►

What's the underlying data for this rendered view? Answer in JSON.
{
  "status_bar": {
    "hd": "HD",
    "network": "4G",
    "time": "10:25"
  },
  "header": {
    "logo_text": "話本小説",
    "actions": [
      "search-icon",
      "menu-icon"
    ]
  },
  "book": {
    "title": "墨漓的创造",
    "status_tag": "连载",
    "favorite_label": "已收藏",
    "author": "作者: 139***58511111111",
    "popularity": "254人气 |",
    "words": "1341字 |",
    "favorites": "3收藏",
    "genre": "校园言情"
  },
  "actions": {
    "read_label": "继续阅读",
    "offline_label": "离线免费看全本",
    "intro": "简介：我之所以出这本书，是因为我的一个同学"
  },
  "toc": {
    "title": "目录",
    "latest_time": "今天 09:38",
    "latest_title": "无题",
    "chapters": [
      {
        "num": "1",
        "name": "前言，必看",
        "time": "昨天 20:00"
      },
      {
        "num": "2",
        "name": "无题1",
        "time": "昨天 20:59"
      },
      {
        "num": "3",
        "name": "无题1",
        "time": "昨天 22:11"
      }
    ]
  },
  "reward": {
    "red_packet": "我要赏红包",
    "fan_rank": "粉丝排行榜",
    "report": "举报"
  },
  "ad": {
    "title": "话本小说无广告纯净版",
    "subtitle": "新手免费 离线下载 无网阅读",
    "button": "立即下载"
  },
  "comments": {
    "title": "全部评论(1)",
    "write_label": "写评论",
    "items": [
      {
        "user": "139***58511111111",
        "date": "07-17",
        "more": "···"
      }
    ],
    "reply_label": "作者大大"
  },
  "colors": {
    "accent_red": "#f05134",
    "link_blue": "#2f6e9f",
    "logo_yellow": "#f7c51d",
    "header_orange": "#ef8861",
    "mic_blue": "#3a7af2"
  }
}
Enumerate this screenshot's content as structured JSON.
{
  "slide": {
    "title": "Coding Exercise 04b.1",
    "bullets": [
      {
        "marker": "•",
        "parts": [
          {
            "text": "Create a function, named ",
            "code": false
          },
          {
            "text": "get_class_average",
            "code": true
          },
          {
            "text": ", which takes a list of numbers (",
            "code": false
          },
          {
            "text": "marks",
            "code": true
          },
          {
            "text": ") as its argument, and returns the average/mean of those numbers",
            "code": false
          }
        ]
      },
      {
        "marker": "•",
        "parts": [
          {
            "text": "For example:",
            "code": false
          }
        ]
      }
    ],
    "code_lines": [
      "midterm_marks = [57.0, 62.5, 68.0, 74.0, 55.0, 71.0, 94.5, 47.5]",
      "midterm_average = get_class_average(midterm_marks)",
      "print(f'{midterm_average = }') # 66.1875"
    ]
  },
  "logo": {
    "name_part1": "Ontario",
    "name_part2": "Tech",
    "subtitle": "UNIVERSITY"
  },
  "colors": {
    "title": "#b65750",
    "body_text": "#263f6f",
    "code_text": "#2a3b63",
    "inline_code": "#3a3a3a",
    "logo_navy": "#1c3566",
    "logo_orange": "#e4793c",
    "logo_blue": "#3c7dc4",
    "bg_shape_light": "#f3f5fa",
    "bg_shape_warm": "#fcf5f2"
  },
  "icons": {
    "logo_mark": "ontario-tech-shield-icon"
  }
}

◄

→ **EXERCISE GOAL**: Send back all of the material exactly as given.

→ **EXERCISE RESULT**:
What's the underlying data for this rendered view? Answer in JSON.
{
  "status_bar": {
    "hd": "HD",
    "network": "4G",
    "time": "10:25"
  },
  "header": {
    "logo_text": "話本小説",
    "actions": [
      "search-icon",
      "menu-icon"
    ]
  },
  "book": {
    "title": "墨漓的创造",
    "status_tag": "连载",
    "favorite_label": "已收藏",
    "author": "作者: 139***58511111111",
    "popularity": "254人气 |",
    "words": "1341字 |",
    "favorites": "3收藏",
    "genre": "校园言情"
  },
  "actions": {
    "read_label": "继续阅读",
    "offline_label": "离线免费看全本",
    "intro": "简介：我之所以出这本书，是因为我的一个同学"
  },
  "toc": {
    "title": "目录",
    "latest_time": "今天 09:38",
    "latest_title": "无题",
    "chapters": [
      {
        "num": "1",
        "name": "前言，必看",
        "time": "昨天 20:00"
      },
      {
        "num": "2",
        "name": "无题1",
        "time": "昨天 20:59"
      },
      {
        "num": "3",
        "name": "无题1",
        "time": "昨天 22:11"
      }
    ]
  },
  "reward": {
    "red_packet": "我要赏红包",
    "fan_rank": "粉丝排行榜",
    "report": "举报"
  },
  "ad": {
    "title": "话本小说无广告纯净版",
    "subtitle": "新手免费 离线下载 无网阅读",
    "button": "立即下载"
  },
  "comments": {
    "title": "全部评论(1)",
    "write_label": "写评论",
    "items": [
      {
        "user": "139***58511111111",
        "date": "07-17",
        "more": "···"
      }
    ],
    "reply_label": "作者大大"
  },
  "colors": {
    "accent_red": "#f05134",
    "link_blue": "#2f6e9f",
    "logo_yellow": "#f7c51d",
    "header_orange": "#ef8861",
    "mic_blue": "#3a7af2"
  }
}
Enumerate this screenshot's content as structured JSON.
{
  "slide": {
    "title": "Coding Exercise 04b.1",
    "bullets": [
      {
        "marker": "•",
        "parts": [
          {
            "text": "Create a function, named ",
            "code": false
          },
          {
            "text": "get_class_average",
            "code": true
          },
          {
            "text": ", which takes a list of numbers (",
            "code": false
          },
          {
            "text": "marks",
            "code": true
          },
          {
            "text": ") as its argument, and returns the average/mean of those numbers",
            "code": false
          }
        ]
      },
      {
        "marker": "•",
        "parts": [
          {
            "text": "For example:",
            "code": false
          }
        ]
      }
    ],
    "code_lines": [
      "midterm_marks = [57.0, 62.5, 68.0, 74.0, 55.0, 71.0, 94.5, 47.5]",
      "midterm_average = get_class_average(midterm_marks)",
      "print(f'{midterm_average = }') # 66.1875"
    ]
  },
  "logo": {
    "name_part1": "Ontario",
    "name_part2": "Tech",
    "subtitle": "UNIVERSITY"
  },
  "colors": {
    "title": "#b65750",
    "body_text": "#263f6f",
    "code_text": "#2a3b63",
    "inline_code": "#3a3a3a",
    "logo_navy": "#1c3566",
    "logo_orange": "#e4793c",
    "logo_blue": "#3c7dc4",
    "bg_shape_light": "#f3f5fa",
    "bg_shape_warm": "#fcf5f2"
  },
  "icons": {
    "logo_mark": "ontario-tech-shield-icon"
  }
}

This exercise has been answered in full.